Scientists from New York State report that higher doses of folic acid during pregnancy and throughout life may have lasting negative effects.

The researchers found in their study that the higher doses of folic acid altered offspring's brain development and behavior in ways that are found in neurodevelopmental disorders.

These findings suggest that there may be a loss of benefit from unregulated amounts of folic acid throughout pregnancy. In contrast, popular belief favors high folic acid supplementation throughout pregnancy.

Federal guidelines stipulate supplementation of cereals and grains with folic acid to prevent spina bifida or neural tube closure defects in newborns. Adequate levels of folic acid are needed during the first trimester, when neural tube closure occurs and the risk is the highest for defects. However, these higher doses of folic acid are prescribed to women throughout the entire pregnancy. The potentially negative physiological consequences of this excessive supplementation were previously unknown.

The research study was conducted at the New York State Office for People With Developmental Disabilities' (OPWDD) Institute for Basic Research in Developmental Disabilities (IBR). Led by Mohammed A. Junaid, PhD, head of IBR's Structural Neurobiology Laboratory, the study was conducted in mice that are models of neurological disorders in humans.
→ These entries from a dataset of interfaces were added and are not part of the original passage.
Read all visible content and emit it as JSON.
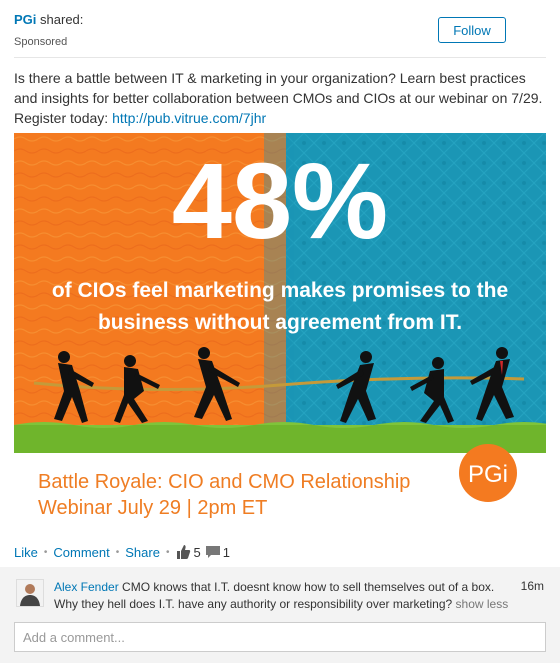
{
  "post": {
    "actor_name": "PGi",
    "actor_verb": "shared:",
    "sponsored_label": "Sponsored",
    "follow_label": "Follow",
    "text": "Is there a battle between IT & marketing in your organization? Learn best practices and insights for better collaboration between CMOs and CIOs at our webinar on 7/29. Register today: ",
    "link": "http://pub.vitrue.com/7jhr"
  },
  "banner": {
    "stat": "48%",
    "line1": "of CIOs feel marketing makes promises to the",
    "line2": "business without agreement from IT.",
    "title": "Battle Royale: CIO and CMO Relationship",
    "subtitle": "Webinar July 29 | 2pm ET",
    "logo": "PGi",
    "colors": {
      "orange": "#f47a20",
      "teal": "#1b96b5",
      "green": "#6fb52c",
      "text_orange": "#ef7d23"
    }
  },
  "social": {
    "like": "Like",
    "comment": "Comment",
    "share": "Share",
    "likes_count": "5",
    "comments_count": "1",
    "like_icon": "thumbs-up-icon",
    "comment_icon": "speech-bubble-icon"
  },
  "comment": {
    "author": "Alex Fender",
    "text": "CMO knows that I.T. doesnt know how to sell themselves out of a box. Why they hell does I.T. have any authority or responsibility over marketing?",
    "show_less": "show less",
    "time": "16m"
  },
  "add_comment": {
    "placeholder": "Add a comment..."
  }
}
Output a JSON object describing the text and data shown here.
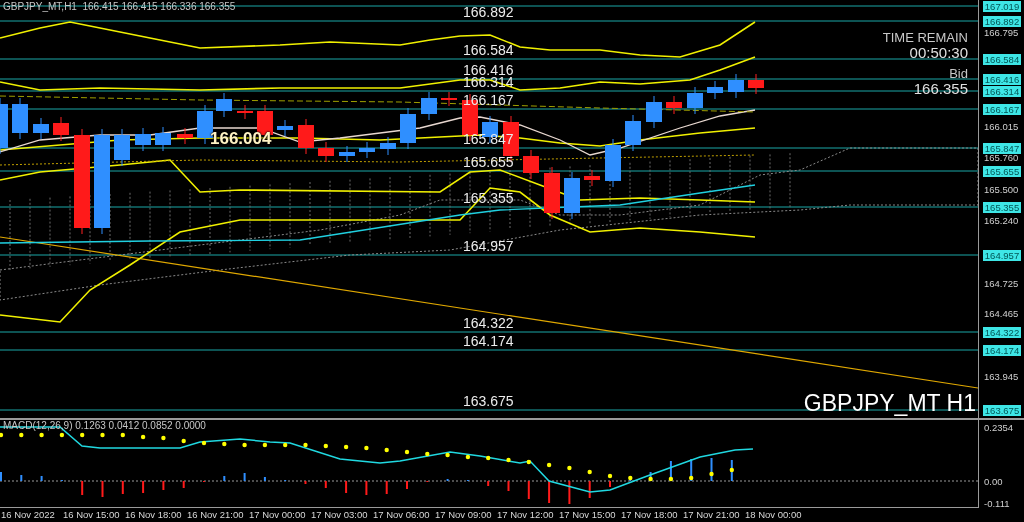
{
  "header": {
    "text": "GBPJPY_MT,H1  166.415 166.415 166.336 166.355"
  },
  "levels": [
    {
      "axis_label": "167.019"
    },
    {
      "axis_label": "166.892",
      "chart_label": "166.892"
    },
    {
      "axis_label": "166.584",
      "chart_label": "166.584"
    },
    {
      "axis_label": "166.416",
      "chart_label": "166.416"
    },
    {
      "axis_label": "166.314",
      "chart_label": "166.314"
    },
    {
      "axis_label": "166.167",
      "chart_label": "166.167"
    },
    {
      "axis_label": "165.847",
      "chart_label": "165.847"
    },
    {
      "axis_label": "165.655",
      "chart_label": "165.655"
    },
    {
      "axis_label": "165.355",
      "chart_label": "165.355"
    },
    {
      "axis_label": "164.957",
      "chart_label": "164.957"
    },
    {
      "axis_label": "164.322",
      "chart_label": "164.322"
    },
    {
      "axis_label": "164.174",
      "chart_label": "164.174"
    },
    {
      "axis_label": "163.675",
      "chart_label": "163.675"
    }
  ],
  "price_ticks": [
    "166.795",
    "166.015",
    "165.760",
    "165.500",
    "165.240",
    "164.725",
    "164.465",
    "163.945"
  ],
  "countdown": {
    "title": "TIME REMAIN",
    "time": "00:50:30"
  },
  "bid": {
    "label": "Bid",
    "price": "166.355"
  },
  "marker_price": "166.004",
  "symbol_caption": "GBPJPY_MT H1",
  "macd": {
    "label": "MACD(12,26,9) 0.1263 0.0412 0.0852 0.0000",
    "axis": [
      "0.2354",
      "0.00",
      "-0.111"
    ]
  },
  "time_labels": [
    "16 Nov 2022",
    "16 Nov 15:00",
    "16 Nov 18:00",
    "16 Nov 21:00",
    "17 Nov 00:00",
    "17 Nov 03:00",
    "17 Nov 06:00",
    "17 Nov 09:00",
    "17 Nov 12:00",
    "17 Nov 15:00",
    "17 Nov 18:00",
    "17 Nov 21:00",
    "18 Nov 00:00"
  ]
}
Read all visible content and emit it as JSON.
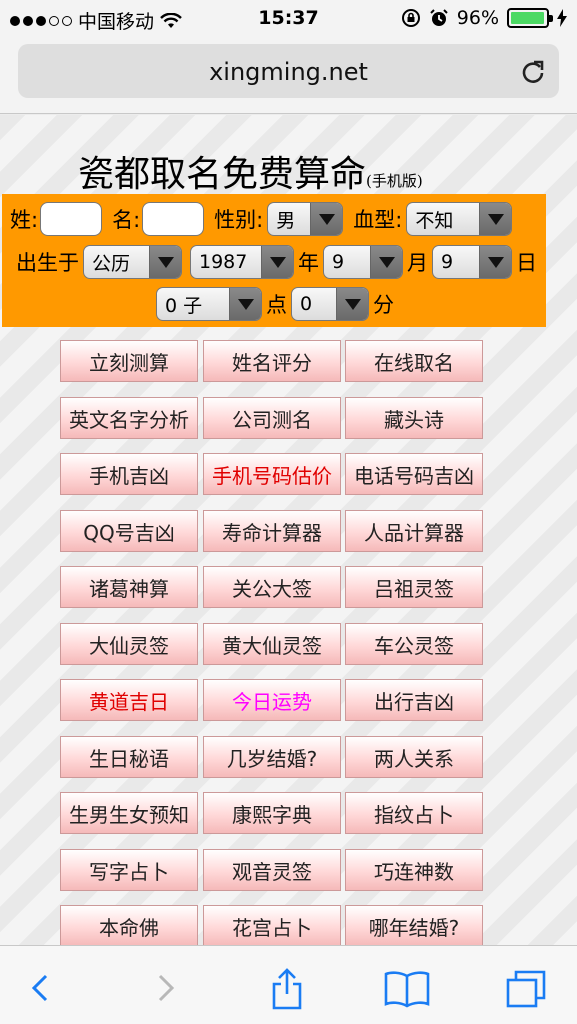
{
  "status": {
    "carrier": "中国移动",
    "time": "15:37",
    "battery_pct": "96%",
    "battery_level": 0.96,
    "signal_dots_filled": 3,
    "signal_dots_total": 5
  },
  "browser": {
    "url": "xingming.net"
  },
  "page": {
    "title": "瓷都取名免费算命",
    "title_suffix": "(手机版)"
  },
  "form": {
    "surname_label": "姓:",
    "name_label": "名:",
    "gender_label": "性别:",
    "gender_value": "男",
    "blood_label": "血型:",
    "blood_value": "不知",
    "born_label": "出生于",
    "calendar_value": "公历",
    "year_value": "1987",
    "year_label": "年",
    "month_value": "9",
    "month_label": "月",
    "day_value": "9",
    "day_label": "日",
    "hour_value": "0 子",
    "hour_label": "点",
    "minute_value": "0",
    "minute_label": "分"
  },
  "links": [
    {
      "label": "立刻测算",
      "color": "#222222"
    },
    {
      "label": "姓名评分",
      "color": "#222222"
    },
    {
      "label": "在线取名",
      "color": "#222222"
    },
    {
      "label": "英文名字分析",
      "color": "#222222"
    },
    {
      "label": "公司测名",
      "color": "#222222"
    },
    {
      "label": "藏头诗",
      "color": "#222222"
    },
    {
      "label": "手机吉凶",
      "color": "#222222"
    },
    {
      "label": "手机号码估价",
      "color": "#e00000"
    },
    {
      "label": "电话号码吉凶",
      "color": "#222222"
    },
    {
      "label": "QQ号吉凶",
      "color": "#222222"
    },
    {
      "label": "寿命计算器",
      "color": "#222222"
    },
    {
      "label": "人品计算器",
      "color": "#222222"
    },
    {
      "label": "诸葛神算",
      "color": "#222222"
    },
    {
      "label": "关公大签",
      "color": "#222222"
    },
    {
      "label": "吕祖灵签",
      "color": "#222222"
    },
    {
      "label": "大仙灵签",
      "color": "#222222"
    },
    {
      "label": "黄大仙灵签",
      "color": "#222222"
    },
    {
      "label": "车公灵签",
      "color": "#222222"
    },
    {
      "label": "黄道吉日",
      "color": "#e00000"
    },
    {
      "label": "今日运势",
      "color": "#ff00ff"
    },
    {
      "label": "出行吉凶",
      "color": "#222222"
    },
    {
      "label": "生日秘语",
      "color": "#222222"
    },
    {
      "label": "几岁结婚?",
      "color": "#222222"
    },
    {
      "label": "两人关系",
      "color": "#222222"
    },
    {
      "label": "生男生女预知",
      "color": "#222222"
    },
    {
      "label": "康熙字典",
      "color": "#222222"
    },
    {
      "label": "指纹占卜",
      "color": "#222222"
    },
    {
      "label": "写字占卜",
      "color": "#222222"
    },
    {
      "label": "观音灵签",
      "color": "#222222"
    },
    {
      "label": "巧连神数",
      "color": "#222222"
    },
    {
      "label": "本命佛",
      "color": "#222222"
    },
    {
      "label": "花宫占卜",
      "color": "#222222"
    },
    {
      "label": "哪年结婚?",
      "color": "#222222"
    }
  ],
  "colors": {
    "form_panel": "#ff9900",
    "tint": "#1a7cf3"
  }
}
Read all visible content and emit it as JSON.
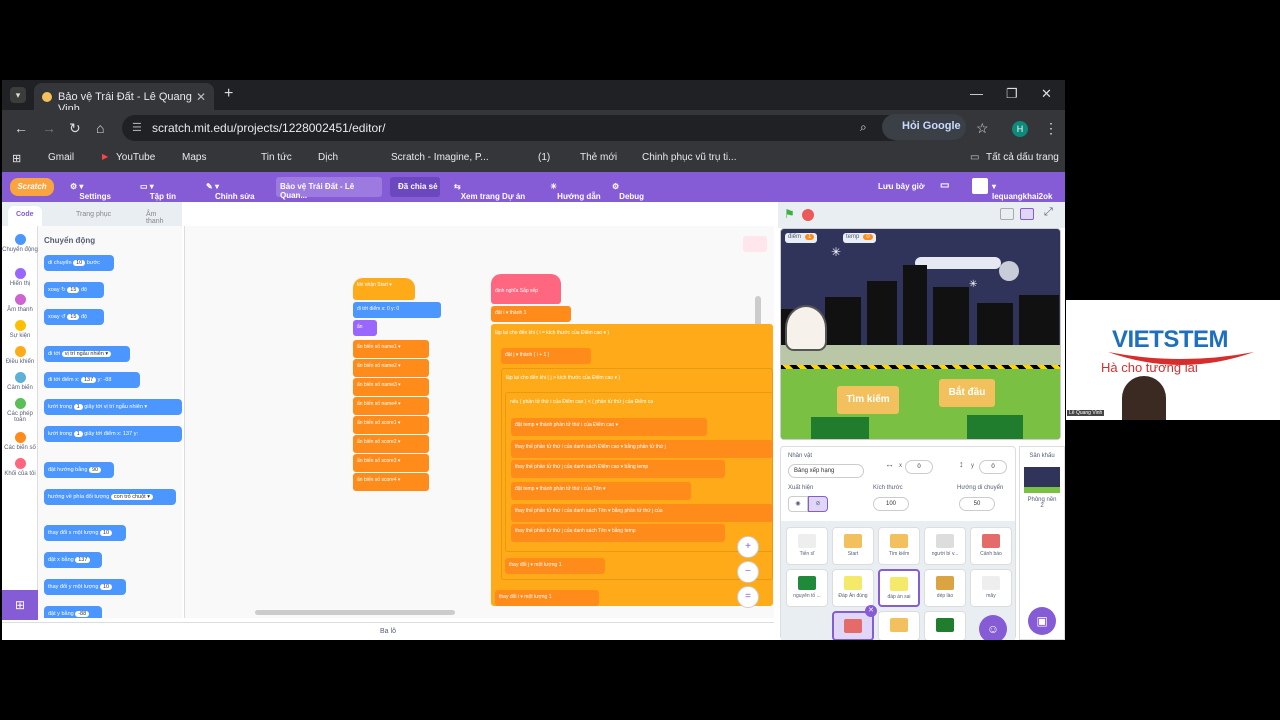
{
  "browser": {
    "tab_title": "Bảo vệ Trái Đất - Lê Quang Vinh",
    "url": "scratch.mit.edu/projects/1228002451/editor/",
    "google_button": "Hỏi Google",
    "profile_initial": "H",
    "bookmarks": [
      "Gmail",
      "YouTube",
      "Maps",
      "Tin tức",
      "Dịch",
      "Scratch - Imagine, P...",
      "(1)",
      "Thẻ mới",
      "Chinh phục vũ trụ ti...",
      "Tất cả dấu trang"
    ]
  },
  "menu": {
    "settings": "Settings",
    "file": "Tập tin",
    "edit": "Chỉnh sửa",
    "project_title": "Bảo vệ Trái Đất - Lê Quan...",
    "shared": "Đã chia sẻ",
    "project_page": "Xem trang Dự án",
    "tutorials": "Hướng dẫn",
    "debug": "Debug",
    "save_now": "Lưu bây giờ",
    "username": "lequangkhai2ok"
  },
  "editor_tabs": [
    "Code",
    "Trang phục",
    "Âm thanh"
  ],
  "categories": [
    {
      "label": "Chuyển động",
      "color": "#4c97ff"
    },
    {
      "label": "Hiển thị",
      "color": "#9966ff"
    },
    {
      "label": "Âm thanh",
      "color": "#cf63cf"
    },
    {
      "label": "Sự kiện",
      "color": "#ffbf00"
    },
    {
      "label": "Điều khiển",
      "color": "#ffab19"
    },
    {
      "label": "Cảm biến",
      "color": "#5cb1d6"
    },
    {
      "label": "Các phép toán",
      "color": "#59c059"
    },
    {
      "label": "Các biến số",
      "color": "#ff8c1a"
    },
    {
      "label": "Khối của tôi",
      "color": "#ff6680"
    }
  ],
  "palette": {
    "heading": "Chuyển động",
    "blocks": [
      {
        "text": "di chuyển",
        "val": "10",
        "suffix": "bước"
      },
      {
        "text": "xoay ↻",
        "val": "15",
        "suffix": "độ"
      },
      {
        "text": "xoay ↺",
        "val": "15",
        "suffix": "độ"
      },
      {
        "text": "đi tới",
        "val": "vị trí ngẫu nhiên ▾",
        "suffix": ""
      },
      {
        "text": "đi tới điểm x:",
        "val": "137",
        "suffix": "y: -88"
      },
      {
        "text": "lướt trong",
        "val": "1",
        "suffix": "giây tới vị trí ngẫu nhiên ▾"
      },
      {
        "text": "lướt trong",
        "val": "1",
        "suffix": "giây tới điểm x: 137 y:"
      },
      {
        "text": "đặt hướng bằng",
        "val": "90",
        "suffix": ""
      },
      {
        "text": "hướng về phía đối tượng",
        "val": "con trỏ chuột ▾",
        "suffix": ""
      },
      {
        "text": "thay đổi x một lượng",
        "val": "10",
        "suffix": ""
      },
      {
        "text": "đặt x bằng",
        "val": "137",
        "suffix": ""
      },
      {
        "text": "thay đổi y một lượng",
        "val": "10",
        "suffix": ""
      },
      {
        "text": "đặt y bằng",
        "val": "-88",
        "suffix": ""
      }
    ]
  },
  "script1": {
    "hat": "khi nhận Start ▾",
    "goto": "đi tới điểm x: 0 y: 0",
    "hide": "ẩn",
    "vars": [
      "ẩn biến số name1 ▾",
      "ẩn biến số name2 ▾",
      "ẩn biến số name3 ▾",
      "ẩn biến số name4 ▾",
      "ẩn biến số score1 ▾",
      "ẩn biến số score2 ▾",
      "ẩn biến số score3 ▾",
      "ẩn biến số score4 ▾"
    ]
  },
  "script2": {
    "define": "định nghĩa Sắp xếp",
    "lines": [
      "đặt i ▾ thành 1",
      "lặp lại cho đến khi ( i = kích thước của Điểm cao ▾ )",
      "đặt j ▾ thành ( i + 1 )",
      "lặp lại cho đến khi ( j > kích thước của Điểm cao ▾ )",
      "nếu ( phần tử thứ i của Điểm cao ) < ( phần tử thứ j của Điểm ca",
      "đặt temp ▾ thành phần tử thứ i của Điểm cao ▾",
      "thay thế phần tử thứ i của danh sách Điểm cao ▾ bằng phần tử thứ j",
      "thay thế phần tử thứ j của danh sách Điểm cao ▾ bằng temp",
      "đặt temp ▾ thành phần tử thứ i của Tên ▾",
      "thay thế phần tử thứ i của danh sách Tên ▾ bằng phần tử thứ j của",
      "thay thế phần tử thứ j của danh sách Tên ▾ bằng temp",
      "thay đổi j ▾ một lượng 1",
      "thay đổi i ▾ một lượng 1"
    ]
  },
  "zoom": {
    "in": "+",
    "out": "−",
    "reset": "="
  },
  "backpack": "Ba lô",
  "stage": {
    "var1_name": "điểm",
    "var1_value": "1",
    "var2_name": "temp",
    "var2_value": "0",
    "search_button": "Tìm kiếm",
    "start_button": "Bắt đầu"
  },
  "sprite_info": {
    "label": "Nhân vật",
    "name": "Bảng xếp hạng",
    "x_label": "x",
    "x": "0",
    "y_label": "y",
    "y": "0",
    "show_label": "Xuất hiện",
    "size_label": "Kích thước",
    "size": "100",
    "direction_label": "Hướng di chuyển",
    "direction": "50"
  },
  "sprites": [
    {
      "name": "Tiến sĩ",
      "color": "#eeeeee"
    },
    {
      "name": "Start",
      "color": "#f2c15d"
    },
    {
      "name": "Tìm kiếm",
      "color": "#f2c15d"
    },
    {
      "name": "người bí v...",
      "color": "#dddddd"
    },
    {
      "name": "Cảnh báo",
      "color": "#e56a6a"
    },
    {
      "name": "nguyên tố ...",
      "color": "#1f8a3a"
    },
    {
      "name": "Đáp Án đúng",
      "color": "#f5e96a"
    },
    {
      "name": "đáp án sai",
      "color": "#f5e96a"
    },
    {
      "name": "dép lào",
      "color": "#d9a441"
    },
    {
      "name": "mây",
      "color": "#eeeeee"
    }
  ],
  "backdrop": {
    "label": "Sân khấu",
    "sub": "Phông nền",
    "count": "2"
  },
  "webcam": {
    "brand": "VIETSTEM",
    "slogan": "Hà    cho tương lai",
    "name": "Lê Quang Vinh"
  }
}
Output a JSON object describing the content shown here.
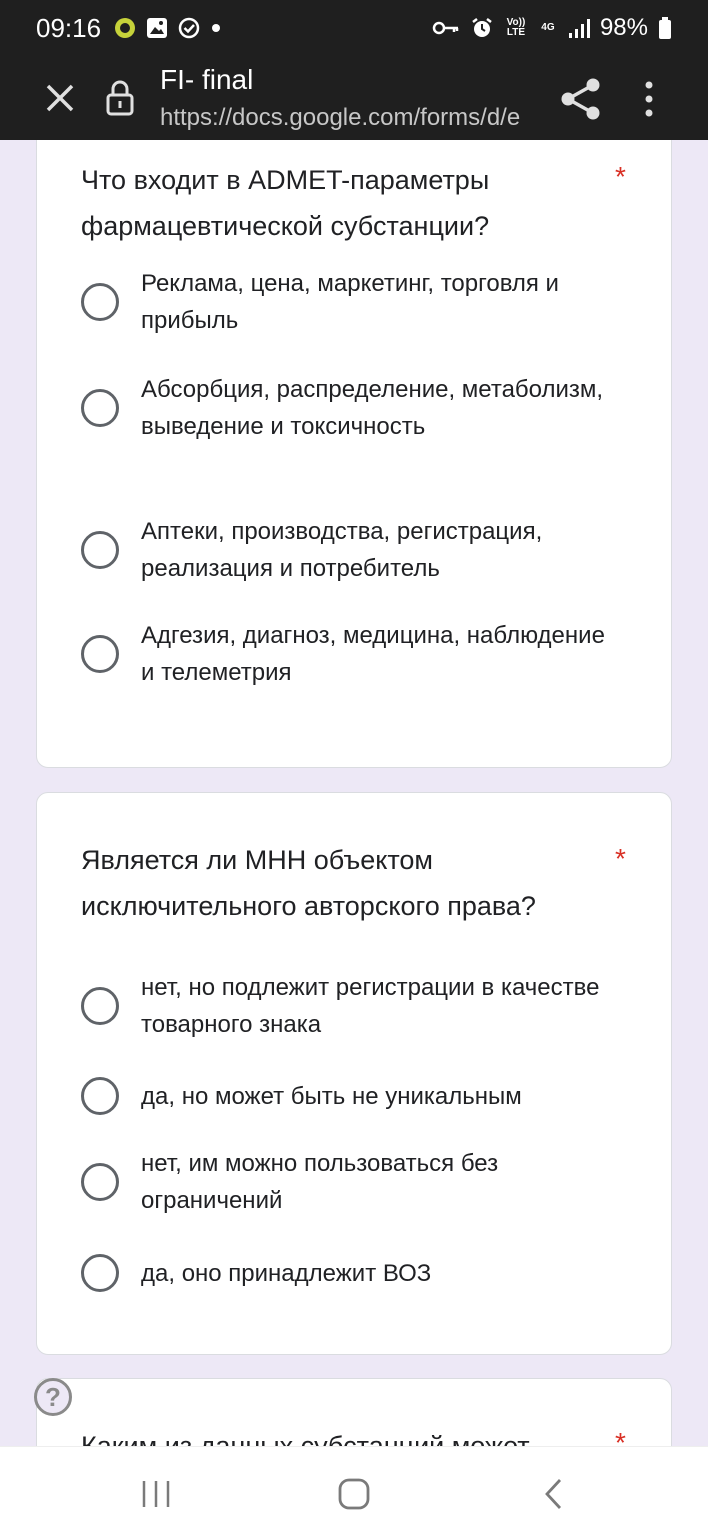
{
  "status_bar": {
    "time": "09:16",
    "left_icons": [
      "whatsapp-icon",
      "gallery-icon",
      "check-circle-icon",
      "dot-icon"
    ],
    "right_icons": [
      "key-icon",
      "alarm-icon",
      "volte-icon",
      "network-4g-icon",
      "signal-icon",
      "battery-icon"
    ],
    "volte_label": "Vo)) LTE",
    "network_label": "4G",
    "battery": "98%"
  },
  "app_bar": {
    "title": "FI- final",
    "url": "https://docs.google.com/forms/d/e"
  },
  "questions": [
    {
      "text": "Что входит в ADMET-параметры фармацевтической субстанции?",
      "required_mark": "*",
      "options": [
        "Реклама, цена, маркетинг, торговля и прибыль",
        "Абсорбция, распределение, метаболизм, выведение и токсичность",
        "Аптеки, производства, регистрация, реализация и потребитель",
        "Адгезия, диагноз, медицина, наблюдение и телеметрия"
      ]
    },
    {
      "text": "Является ли МНН объектом исключительного авторского права?",
      "required_mark": "*",
      "options": [
        "нет, но подлежит регистрации в качестве товарного знака",
        "да, но может быть не уникальным",
        "нет, им можно пользоваться без ограничений",
        "да, оно принадлежит ВОЗ"
      ]
    },
    {
      "text": "Каким из данных субстанций может",
      "required_mark": "*"
    }
  ],
  "colors": {
    "background": "#ede8f6",
    "app_bar": "#1f1f1f",
    "required": "#d93025",
    "radio_border": "#5f6368"
  }
}
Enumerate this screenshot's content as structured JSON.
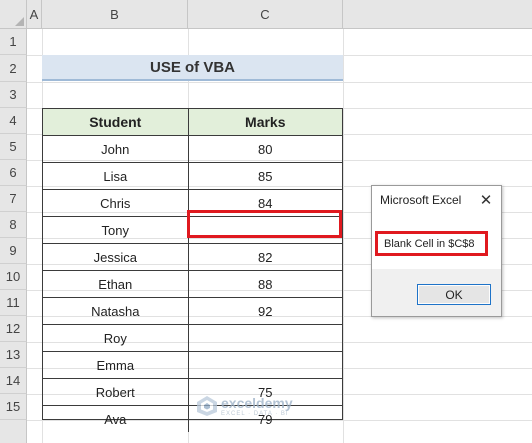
{
  "columns": [
    "A",
    "B",
    "C"
  ],
  "rows": [
    "1",
    "2",
    "3",
    "4",
    "5",
    "6",
    "7",
    "8",
    "9",
    "10",
    "11",
    "12",
    "13",
    "14",
    "15"
  ],
  "sheet": {
    "title": "USE of VBA",
    "headers": [
      "Student",
      "Marks"
    ],
    "records": [
      {
        "student": "John",
        "marks": "80"
      },
      {
        "student": "Lisa",
        "marks": "85"
      },
      {
        "student": "Chris",
        "marks": "84"
      },
      {
        "student": "Tony",
        "marks": ""
      },
      {
        "student": "Jessica",
        "marks": "82"
      },
      {
        "student": "Ethan",
        "marks": "88"
      },
      {
        "student": "Natasha",
        "marks": "92"
      },
      {
        "student": "Roy",
        "marks": ""
      },
      {
        "student": "Emma",
        "marks": ""
      },
      {
        "student": "Robert",
        "marks": "75"
      },
      {
        "student": "Ava",
        "marks": "79"
      }
    ]
  },
  "dialog": {
    "title": "Microsoft Excel",
    "close_glyph": "✕",
    "message": "Blank Cell in $C$8",
    "ok_label": "OK"
  },
  "watermark": {
    "name": "exceldemy",
    "tagline": "EXCEL · DATA · BI"
  },
  "colors": {
    "header_fill": "#e2efda",
    "title_fill": "#dbe5f1",
    "highlight": "#e0191f"
  }
}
The research group further confirmed alterations in the levels of nine genes in pups whose dams were exposed to the higher dose of folic acid. Unintended changes in the genes can have deleterious effects on proper development. The negative effects observed in these pups were behavioral changes, including increased ultrasonic vocalizations, greater anxiety-like behavior, and hyperactivity.

IBR Director W. Ted Brown, MD, PhD, said, "Our finding that excessive folic acid may affect development has important public health implications. It suggests the need for folic acid supplementation during pregnancy to be regulated to prevent concentrations high enough to negatively alter gene expression."

OPWDD Acting Commissioner Kerry Delaney said, "This study's findings indicate the need for further research on how excessive folic acid can lead to developmental disabilities, including autism, and how appropriate folic acid levels during pregnancy may help prevent these disabilities as well as neural tube closure defects."

The study, "Increasing maternal or post-weaning folic acid alters gene expression and moderately changes behavior in the offspring," was published in the journal PLoS ONE.